Repeat the data below exactly. Include each line.
-- Opening Marker --
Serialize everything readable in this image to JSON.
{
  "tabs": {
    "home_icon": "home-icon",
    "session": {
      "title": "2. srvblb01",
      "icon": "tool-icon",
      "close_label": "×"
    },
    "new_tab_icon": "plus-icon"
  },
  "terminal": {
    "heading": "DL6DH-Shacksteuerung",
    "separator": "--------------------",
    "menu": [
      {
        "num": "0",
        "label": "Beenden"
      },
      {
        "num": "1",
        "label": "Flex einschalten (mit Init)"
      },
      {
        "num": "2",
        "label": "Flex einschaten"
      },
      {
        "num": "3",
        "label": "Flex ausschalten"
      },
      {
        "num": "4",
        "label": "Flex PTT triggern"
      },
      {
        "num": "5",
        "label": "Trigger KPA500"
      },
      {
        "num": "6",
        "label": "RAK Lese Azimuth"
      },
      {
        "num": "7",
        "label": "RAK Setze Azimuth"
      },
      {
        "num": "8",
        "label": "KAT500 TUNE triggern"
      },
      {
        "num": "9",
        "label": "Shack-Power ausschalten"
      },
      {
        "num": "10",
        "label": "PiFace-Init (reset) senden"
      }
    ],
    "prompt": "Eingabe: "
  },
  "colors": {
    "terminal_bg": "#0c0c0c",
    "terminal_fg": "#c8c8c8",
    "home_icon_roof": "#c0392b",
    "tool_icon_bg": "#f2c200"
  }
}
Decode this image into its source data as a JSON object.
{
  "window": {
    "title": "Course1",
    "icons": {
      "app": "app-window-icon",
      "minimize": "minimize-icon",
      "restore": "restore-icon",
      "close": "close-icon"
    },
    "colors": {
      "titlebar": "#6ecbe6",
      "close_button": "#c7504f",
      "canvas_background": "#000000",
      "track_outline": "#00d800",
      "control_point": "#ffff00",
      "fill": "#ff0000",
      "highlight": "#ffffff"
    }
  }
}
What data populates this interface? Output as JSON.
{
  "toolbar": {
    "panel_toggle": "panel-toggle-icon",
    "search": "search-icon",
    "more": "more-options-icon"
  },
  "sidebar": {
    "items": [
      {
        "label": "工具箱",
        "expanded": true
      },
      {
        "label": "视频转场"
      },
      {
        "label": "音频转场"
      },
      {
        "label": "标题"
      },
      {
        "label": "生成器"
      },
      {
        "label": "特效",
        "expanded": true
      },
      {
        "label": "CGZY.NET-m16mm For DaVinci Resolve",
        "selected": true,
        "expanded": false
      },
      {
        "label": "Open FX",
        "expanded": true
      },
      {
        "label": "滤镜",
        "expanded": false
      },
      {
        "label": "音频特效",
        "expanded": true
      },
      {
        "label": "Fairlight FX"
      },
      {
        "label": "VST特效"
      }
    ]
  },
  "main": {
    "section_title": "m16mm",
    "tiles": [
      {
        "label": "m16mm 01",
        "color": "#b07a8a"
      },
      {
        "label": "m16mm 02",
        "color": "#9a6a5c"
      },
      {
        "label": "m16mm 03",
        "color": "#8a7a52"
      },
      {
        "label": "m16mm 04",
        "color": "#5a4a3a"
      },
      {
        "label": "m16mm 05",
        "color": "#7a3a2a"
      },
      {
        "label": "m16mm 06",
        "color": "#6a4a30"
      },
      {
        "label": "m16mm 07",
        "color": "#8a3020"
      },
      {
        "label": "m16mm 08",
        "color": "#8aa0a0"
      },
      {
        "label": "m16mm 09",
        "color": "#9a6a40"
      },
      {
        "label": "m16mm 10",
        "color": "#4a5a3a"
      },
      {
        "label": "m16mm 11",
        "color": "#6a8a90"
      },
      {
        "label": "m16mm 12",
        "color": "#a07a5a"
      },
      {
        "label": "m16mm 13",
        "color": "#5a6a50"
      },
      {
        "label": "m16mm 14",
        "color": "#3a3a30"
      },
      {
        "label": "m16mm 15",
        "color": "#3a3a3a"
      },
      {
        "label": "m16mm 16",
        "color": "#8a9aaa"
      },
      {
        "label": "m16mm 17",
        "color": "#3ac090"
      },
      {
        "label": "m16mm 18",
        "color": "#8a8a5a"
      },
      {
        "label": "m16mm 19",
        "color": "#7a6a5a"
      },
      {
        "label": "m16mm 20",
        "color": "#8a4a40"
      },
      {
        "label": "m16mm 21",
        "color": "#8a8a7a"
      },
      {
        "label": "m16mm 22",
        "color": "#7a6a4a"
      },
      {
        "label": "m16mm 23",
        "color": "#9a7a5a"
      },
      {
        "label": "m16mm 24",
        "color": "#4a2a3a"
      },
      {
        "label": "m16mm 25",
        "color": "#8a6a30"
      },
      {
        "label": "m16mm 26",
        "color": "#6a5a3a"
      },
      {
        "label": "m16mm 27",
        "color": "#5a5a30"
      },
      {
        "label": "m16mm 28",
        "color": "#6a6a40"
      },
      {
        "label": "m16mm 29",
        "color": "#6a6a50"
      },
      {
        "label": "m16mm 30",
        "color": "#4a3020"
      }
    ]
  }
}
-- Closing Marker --
__RESPONSE TO THIS TASK__.
Serialize everything readable in this image to JSON.
{
  "tabs": {
    "home_icon": "home-icon",
    "session": {
      "title": "2. srvblb01",
      "icon": "tool-icon",
      "close_label": "×"
    },
    "new_tab_icon": "plus-icon"
  },
  "terminal": {
    "heading": "DL6DH-Shacksteuerung",
    "separator": "--------------------",
    "menu": [
      {
        "num": "0",
        "label": "Beenden"
      },
      {
        "num": "1",
        "label": "Flex einschalten (mit Init)"
      },
      {
        "num": "2",
        "label": "Flex einschaten"
      },
      {
        "num": "3",
        "label": "Flex ausschalten"
      },
      {
        "num": "4",
        "label": "Flex PTT triggern"
      },
      {
        "num": "5",
        "label": "Trigger KPA500"
      },
      {
        "num": "6",
        "label": "RAK Lese Azimuth"
      },
      {
        "num": "7",
        "label": "RAK Setze Azimuth"
      },
      {
        "num": "8",
        "label": "KAT500 TUNE triggern"
      },
      {
        "num": "9",
        "label": "Shack-Power ausschalten"
      },
      {
        "num": "10",
        "label": "PiFace-Init (reset) senden"
      }
    ],
    "prompt": "Eingabe: "
  },
  "colors": {
    "terminal_bg": "#0c0c0c",
    "terminal_fg": "#c8c8c8",
    "home_icon_roof": "#c0392b",
    "tool_icon_bg": "#f2c200"
  }
}
Decode this image into its source data as a JSON object.
{
  "window": {
    "title": "Course1",
    "icons": {
      "app": "app-window-icon",
      "minimize": "minimize-icon",
      "restore": "restore-icon",
      "close": "close-icon"
    },
    "colors": {
      "titlebar": "#6ecbe6",
      "close_button": "#c7504f",
      "canvas_background": "#000000",
      "track_outline": "#00d800",
      "control_point": "#ffff00",
      "fill": "#ff0000",
      "highlight": "#ffffff"
    }
  }
}
What data populates this interface? Output as JSON.
{
  "toolbar": {
    "panel_toggle": "panel-toggle-icon",
    "search": "search-icon",
    "more": "more-options-icon"
  },
  "sidebar": {
    "items": [
      {
        "label": "工具箱",
        "expanded": true
      },
      {
        "label": "视频转场"
      },
      {
        "label": "音频转场"
      },
      {
        "label": "标题"
      },
      {
        "label": "生成器"
      },
      {
        "label": "特效",
        "expanded": true
      },
      {
        "label": "CGZY.NET-m16mm For DaVinci Resolve",
        "selected": true,
        "expanded": false
      },
      {
        "label": "Open FX",
        "expanded": true
      },
      {
        "label": "滤镜",
        "expanded": false
      },
      {
        "label": "音频特效",
        "expanded": true
      },
      {
        "label": "Fairlight FX"
      },
      {
        "label": "VST特效"
      }
    ]
  },
  "main": {
    "section_title": "m16mm",
    "tiles": [
      {
        "label": "m16mm 01",
        "color": "#b07a8a"
      },
      {
        "label": "m16mm 02",
        "color": "#9a6a5c"
      },
      {
        "label": "m16mm 03",
        "color": "#8a7a52"
      },
      {
        "label": "m16mm 04",
        "color": "#5a4a3a"
      },
      {
        "label": "m16mm 05",
        "color": "#7a3a2a"
      },
      {
        "label": "m16mm 06",
        "color": "#6a4a30"
      },
      {
        "label": "m16mm 07",
        "color": "#8a3020"
      },
      {
        "label": "m16mm 08",
        "color": "#8aa0a0"
      },
      {
        "label": "m16mm 09",
        "color": "#9a6a40"
      },
      {
        "label": "m16mm 10",
        "color": "#4a5a3a"
      },
      {
        "label": "m16mm 11",
        "color": "#6a8a90"
      },
      {
        "label": "m16mm 12",
        "color": "#a07a5a"
      },
      {
        "label": "m16mm 13",
        "color": "#5a6a50"
      },
      {
        "label": "m16mm 14",
        "color": "#3a3a30"
      },
      {
        "label": "m16mm 15",
        "color": "#3a3a3a"
      },
      {
        "label": "m16mm 16",
        "color": "#8a9aaa"
      },
      {
        "label": "m16mm 17",
        "color": "#3ac090"
      },
      {
        "label": "m16mm 18",
        "color": "#8a8a5a"
      },
      {
        "label": "m16mm 19",
        "color": "#7a6a5a"
      },
      {
        "label": "m16mm 20",
        "color": "#8a4a40"
      },
      {
        "label": "m16mm 21",
        "color": "#8a8a7a"
      },
      {
        "label": "m16mm 22",
        "color": "#7a6a4a"
      },
      {
        "label": "m16mm 23",
        "color": "#9a7a5a"
      },
      {
        "label": "m16mm 24",
        "color": "#4a2a3a"
      },
      {
        "label": "m16mm 25",
        "color": "#8a6a30"
      },
      {
        "label": "m16mm 26",
        "color": "#6a5a3a"
      },
      {
        "label": "m16mm 27",
        "color": "#5a5a30"
      },
      {
        "label": "m16mm 28",
        "color": "#6a6a40"
      },
      {
        "label": "m16mm 29",
        "color": "#6a6a50"
      },
      {
        "label": "m16mm 30",
        "color": "#4a3020"
      }
    ]
  }
}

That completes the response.